By MARK WILSON
Board Game Roundups are where I discuss games I’ve been playing recently. These aren’t full reviews, and are often first impressions of a game or only focused on a particular mechanic or idea. However, some are old standbys and are brief reminders of why I continue to love them.
Recent Game(s): Food Chain Magnate
There’s a lot to recommend FCM, because there’s a lot, period. It’s technically a perfect information game, but never feels like a strict optimization puzzle like so many more-dry Euros, because you’re in a constantly shifting environment as a result of player actions and competing with others for the same sales.
It’s a dense game that can be unforgiving to someone learning (a buddy of mine finished his first game at $0). But there’s a hardcore crowd that – justifiably – loves exploring its depths.
Recent Game(s): Mage Knight
Speaking of games with a lot of everything, Mage Knight is initially overwhelming. I felt like I was playing a heavy exploration dungeon crawler, and hadn’t scratched the surface of its possibilities…and I was only playing the introductory tutorial scenario with my friends. So at first, my brain just sort of said “this is too much.”
But I do get the appeal, assuming you’re playing with the same people over and over. Or solo, since it’s apparently a great 1P game. And it’s because once you grok the basics, you can tailor the experience in hundreds of ways, many of which will be great for your play group or play style. I frankly don’t want to dive that deep, but will happily join my friend who owns it in an occasional play.
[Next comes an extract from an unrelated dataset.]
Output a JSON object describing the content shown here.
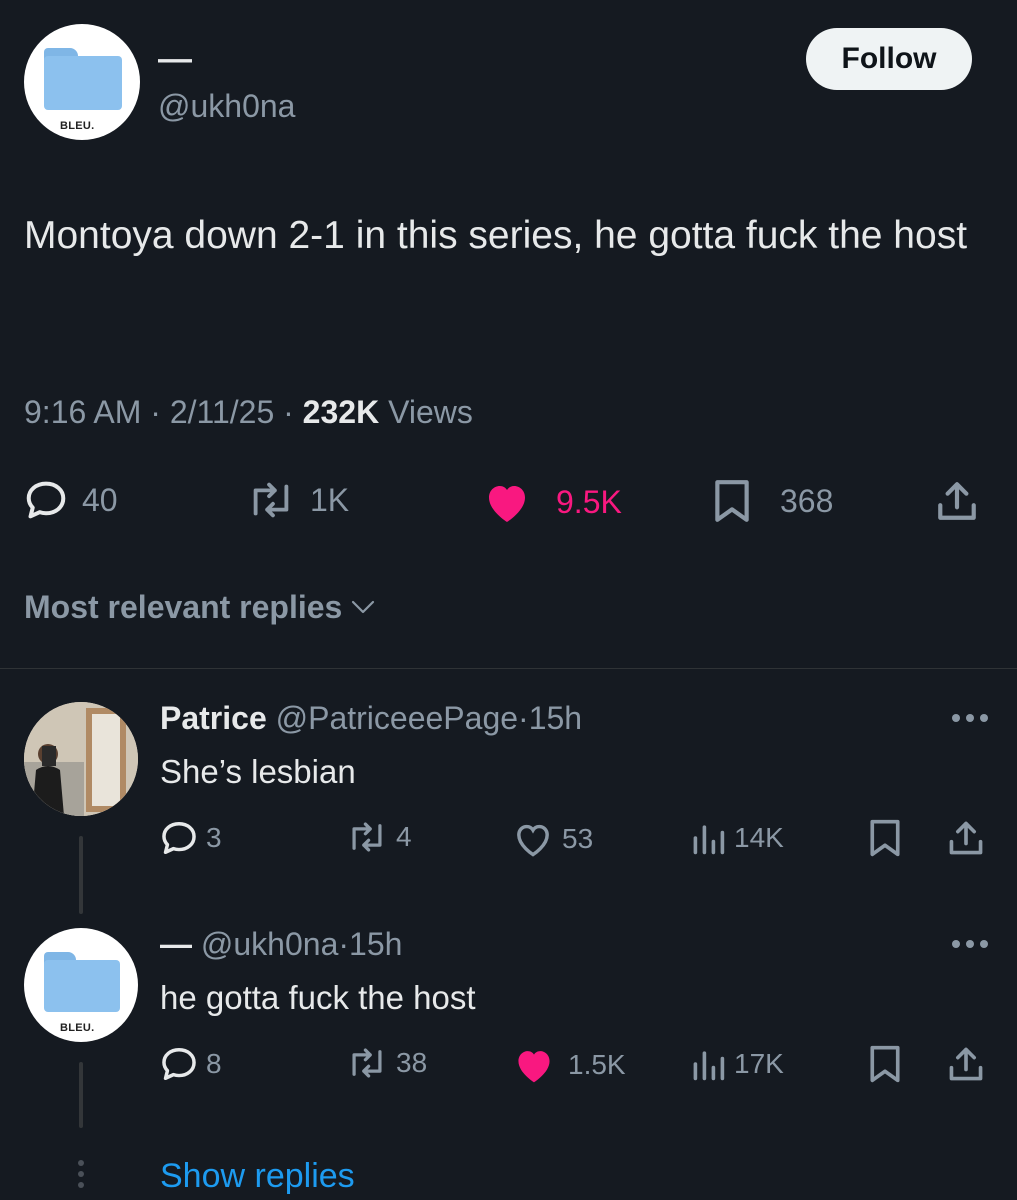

Best Recent Game: Dragon Castle
Dragon Castle holds 2-4 players, and plays in under an hour. It uses Mahjong-style tiles in a variable “castle” structure, from which you pluck tiles and play them into a personal tableau based on certain rules. I almost gave up on this one, because, despite having lovely components and being clever enough, I played at 4P and it felt insular and a little random. But then I played at 2P, and the game came alive.
At 2P, it’s less reactionary to whatever tiles are available and allows for longer-term insights. Having two also gives you more opportunities to stymie your opponent with nuanced, oblique decisions. The strategy opens up, basically. The optional Dragon and Spirit Cards are also necessary for added depth and options.
Most games have a “best” player count, but it’s rare for a game to elicit boredom from me at one count but excitement at another. Dragon Castle is one such game.